WHAT YOU NEED TO DO – From the first line to the last, write out the listing exactly.

MATERIAL FOR THIS TASK –
+ + + + + + +

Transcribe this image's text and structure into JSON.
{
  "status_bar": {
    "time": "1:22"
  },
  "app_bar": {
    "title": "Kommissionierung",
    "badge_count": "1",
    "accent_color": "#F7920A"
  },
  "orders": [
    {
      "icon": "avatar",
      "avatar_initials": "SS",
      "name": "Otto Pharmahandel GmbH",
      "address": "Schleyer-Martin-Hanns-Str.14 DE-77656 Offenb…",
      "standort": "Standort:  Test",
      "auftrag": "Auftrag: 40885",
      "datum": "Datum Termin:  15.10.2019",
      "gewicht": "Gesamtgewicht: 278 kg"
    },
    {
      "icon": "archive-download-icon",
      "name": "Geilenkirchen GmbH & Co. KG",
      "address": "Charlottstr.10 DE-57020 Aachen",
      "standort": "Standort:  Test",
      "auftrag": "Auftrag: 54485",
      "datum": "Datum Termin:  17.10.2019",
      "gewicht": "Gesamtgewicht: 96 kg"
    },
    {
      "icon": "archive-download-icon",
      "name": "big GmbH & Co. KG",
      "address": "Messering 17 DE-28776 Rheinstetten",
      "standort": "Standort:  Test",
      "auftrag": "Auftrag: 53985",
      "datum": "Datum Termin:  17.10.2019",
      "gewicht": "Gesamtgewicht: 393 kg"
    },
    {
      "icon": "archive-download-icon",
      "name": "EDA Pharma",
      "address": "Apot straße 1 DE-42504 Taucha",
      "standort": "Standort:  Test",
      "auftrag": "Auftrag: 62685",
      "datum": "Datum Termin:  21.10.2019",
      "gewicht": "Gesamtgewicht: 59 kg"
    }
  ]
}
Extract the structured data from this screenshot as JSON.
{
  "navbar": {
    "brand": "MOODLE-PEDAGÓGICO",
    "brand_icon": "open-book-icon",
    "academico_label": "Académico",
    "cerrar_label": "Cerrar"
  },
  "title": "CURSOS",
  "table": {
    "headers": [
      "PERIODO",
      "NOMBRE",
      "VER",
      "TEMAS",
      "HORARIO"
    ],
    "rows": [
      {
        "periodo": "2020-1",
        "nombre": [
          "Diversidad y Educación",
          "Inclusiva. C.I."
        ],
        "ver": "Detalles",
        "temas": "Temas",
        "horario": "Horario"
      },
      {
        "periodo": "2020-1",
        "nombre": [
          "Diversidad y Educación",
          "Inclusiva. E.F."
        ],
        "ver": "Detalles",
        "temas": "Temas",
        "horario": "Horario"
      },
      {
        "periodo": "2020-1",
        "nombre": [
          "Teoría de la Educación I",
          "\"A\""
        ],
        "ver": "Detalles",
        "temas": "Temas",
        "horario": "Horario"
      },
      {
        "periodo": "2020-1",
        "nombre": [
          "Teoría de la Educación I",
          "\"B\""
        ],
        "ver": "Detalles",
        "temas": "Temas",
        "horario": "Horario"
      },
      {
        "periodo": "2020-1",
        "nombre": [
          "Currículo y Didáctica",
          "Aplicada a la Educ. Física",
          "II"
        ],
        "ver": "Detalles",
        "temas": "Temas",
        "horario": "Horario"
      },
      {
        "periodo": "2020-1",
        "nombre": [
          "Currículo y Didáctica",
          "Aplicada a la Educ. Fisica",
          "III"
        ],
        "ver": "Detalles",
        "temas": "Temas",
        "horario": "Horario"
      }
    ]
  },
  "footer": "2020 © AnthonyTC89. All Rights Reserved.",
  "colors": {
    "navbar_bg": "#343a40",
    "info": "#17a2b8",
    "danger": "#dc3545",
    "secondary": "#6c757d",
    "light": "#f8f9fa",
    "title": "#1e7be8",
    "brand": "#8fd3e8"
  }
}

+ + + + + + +

OUTPUT OF THE EXERCISE –
Transcribe this image's text and structure into JSON.
{
  "status_bar": {
    "time": "1:22"
  },
  "app_bar": {
    "title": "Kommissionierung",
    "badge_count": "1",
    "accent_color": "#F7920A"
  },
  "orders": [
    {
      "icon": "avatar",
      "avatar_initials": "SS",
      "name": "Otto Pharmahandel GmbH",
      "address": "Schleyer-Martin-Hanns-Str.14 DE-77656 Offenb…",
      "standort": "Standort:  Test",
      "auftrag": "Auftrag: 40885",
      "datum": "Datum Termin:  15.10.2019",
      "gewicht": "Gesamtgewicht: 278 kg"
    },
    {
      "icon": "archive-download-icon",
      "name": "Geilenkirchen GmbH & Co. KG",
      "address": "Charlottstr.10 DE-57020 Aachen",
      "standort": "Standort:  Test",
      "auftrag": "Auftrag: 54485",
      "datum": "Datum Termin:  17.10.2019",
      "gewicht": "Gesamtgewicht: 96 kg"
    },
    {
      "icon": "archive-download-icon",
      "name": "big GmbH & Co. KG",
      "address": "Messering 17 DE-28776 Rheinstetten",
      "standort": "Standort:  Test",
      "auftrag": "Auftrag: 53985",
      "datum": "Datum Termin:  17.10.2019",
      "gewicht": "Gesamtgewicht: 393 kg"
    },
    {
      "icon": "archive-download-icon",
      "name": "EDA Pharma",
      "address": "Apot straße 1 DE-42504 Taucha",
      "standort": "Standort:  Test",
      "auftrag": "Auftrag: 62685",
      "datum": "Datum Termin:  21.10.2019",
      "gewicht": "Gesamtgewicht: 59 kg"
    }
  ]
}
Extract the structured data from this screenshot as JSON.
{
  "navbar": {
    "brand": "MOODLE-PEDAGÓGICO",
    "brand_icon": "open-book-icon",
    "academico_label": "Académico",
    "cerrar_label": "Cerrar"
  },
  "title": "CURSOS",
  "table": {
    "headers": [
      "PERIODO",
      "NOMBRE",
      "VER",
      "TEMAS",
      "HORARIO"
    ],
    "rows": [
      {
        "periodo": "2020-1",
        "nombre": [
          "Diversidad y Educación",
          "Inclusiva. C.I."
        ],
        "ver": "Detalles",
        "temas": "Temas",
        "horario": "Horario"
      },
      {
        "periodo": "2020-1",
        "nombre": [
          "Diversidad y Educación",
          "Inclusiva. E.F."
        ],
        "ver": "Detalles",
        "temas": "Temas",
        "horario": "Horario"
      },
      {
        "periodo": "2020-1",
        "nombre": [
          "Teoría de la Educación I",
          "\"A\""
        ],
        "ver": "Detalles",
        "temas": "Temas",
        "horario": "Horario"
      },
      {
        "periodo": "2020-1",
        "nombre": [
          "Teoría de la Educación I",
          "\"B\""
        ],
        "ver": "Detalles",
        "temas": "Temas",
        "horario": "Horario"
      },
      {
        "periodo": "2020-1",
        "nombre": [
          "Currículo y Didáctica",
          "Aplicada a la Educ. Física",
          "II"
        ],
        "ver": "Detalles",
        "temas": "Temas",
        "horario": "Horario"
      },
      {
        "periodo": "2020-1",
        "nombre": [
          "Currículo y Didáctica",
          "Aplicada a la Educ. Fisica",
          "III"
        ],
        "ver": "Detalles",
        "temas": "Temas",
        "horario": "Horario"
      }
    ]
  },
  "footer": "2020 © AnthonyTC89. All Rights Reserved.",
  "colors": {
    "navbar_bg": "#343a40",
    "info": "#17a2b8",
    "danger": "#dc3545",
    "secondary": "#6c757d",
    "light": "#f8f9fa",
    "title": "#1e7be8",
    "brand": "#8fd3e8"
  }
}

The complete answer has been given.